The current season in Melbourne is summer. On Tuesday, the maximum temperature was 20 degrees (centigrade). Today it was 23. However, by Saturday it will apparently have risen to 31 before falling to 20 again next Monday. This city is very inconsistent – we truly do have four seasons in a day.

Apparently the reason why our weather is so variable is because we are stuck between the cold Southern Ocean  to the south, and the central deserts of Australia to the North. If the wind blows from the South, then we are basically in the middle of the ocean, with cold, wet wind and lots of rain. If it blow from the North, then we are in the desert, and get hot, dry wind (but no sand like Sydney gets, fortunately). In fact, when the weather is hot, people always speak about waiting for the “cool change” — for the wind direction to change.

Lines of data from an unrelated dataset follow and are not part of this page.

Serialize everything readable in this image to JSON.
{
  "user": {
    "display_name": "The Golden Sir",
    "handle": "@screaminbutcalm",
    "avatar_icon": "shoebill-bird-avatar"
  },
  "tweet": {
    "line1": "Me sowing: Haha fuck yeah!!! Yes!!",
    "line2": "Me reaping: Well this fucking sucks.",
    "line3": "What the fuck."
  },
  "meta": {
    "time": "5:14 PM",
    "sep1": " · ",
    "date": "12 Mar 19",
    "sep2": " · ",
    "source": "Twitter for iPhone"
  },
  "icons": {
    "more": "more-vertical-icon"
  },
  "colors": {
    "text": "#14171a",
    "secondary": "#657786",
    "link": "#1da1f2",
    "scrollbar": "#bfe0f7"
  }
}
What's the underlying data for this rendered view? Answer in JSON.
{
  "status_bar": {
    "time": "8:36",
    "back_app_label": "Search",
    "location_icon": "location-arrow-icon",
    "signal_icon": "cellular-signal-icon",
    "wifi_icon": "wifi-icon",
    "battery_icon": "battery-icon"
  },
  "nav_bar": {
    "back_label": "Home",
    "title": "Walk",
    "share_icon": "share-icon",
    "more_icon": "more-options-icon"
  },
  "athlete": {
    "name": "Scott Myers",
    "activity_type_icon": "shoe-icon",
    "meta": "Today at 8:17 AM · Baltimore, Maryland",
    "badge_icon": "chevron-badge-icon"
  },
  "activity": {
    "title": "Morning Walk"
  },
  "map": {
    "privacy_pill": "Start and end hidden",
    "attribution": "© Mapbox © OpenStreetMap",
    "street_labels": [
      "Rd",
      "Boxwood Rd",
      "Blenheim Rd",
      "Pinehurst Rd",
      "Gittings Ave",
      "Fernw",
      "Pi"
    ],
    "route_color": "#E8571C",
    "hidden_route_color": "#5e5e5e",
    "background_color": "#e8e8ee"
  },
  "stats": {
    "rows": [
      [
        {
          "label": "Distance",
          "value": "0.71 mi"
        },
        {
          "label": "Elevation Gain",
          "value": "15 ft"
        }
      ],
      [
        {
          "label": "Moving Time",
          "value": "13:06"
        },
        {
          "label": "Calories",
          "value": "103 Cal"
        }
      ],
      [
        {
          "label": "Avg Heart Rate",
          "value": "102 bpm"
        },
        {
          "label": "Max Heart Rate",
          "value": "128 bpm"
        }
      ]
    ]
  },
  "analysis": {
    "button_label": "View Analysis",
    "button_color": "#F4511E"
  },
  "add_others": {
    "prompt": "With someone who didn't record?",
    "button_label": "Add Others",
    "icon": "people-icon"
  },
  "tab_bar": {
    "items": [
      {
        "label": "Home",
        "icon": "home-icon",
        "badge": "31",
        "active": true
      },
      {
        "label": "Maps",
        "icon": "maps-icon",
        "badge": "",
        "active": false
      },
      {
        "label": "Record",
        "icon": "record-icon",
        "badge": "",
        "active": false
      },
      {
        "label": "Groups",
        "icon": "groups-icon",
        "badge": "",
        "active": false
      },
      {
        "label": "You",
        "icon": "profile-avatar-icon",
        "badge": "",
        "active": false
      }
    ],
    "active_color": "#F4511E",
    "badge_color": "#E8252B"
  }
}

Anyway, I’m feeling particularly cold at the moment, so I thought I’d write this in warning, in case any of my non-Melbourne readers were thinking of coming. Bring your jackets in summer, and your swimming gear in winter! Ok, maybe it doesn’t get that warm in winter.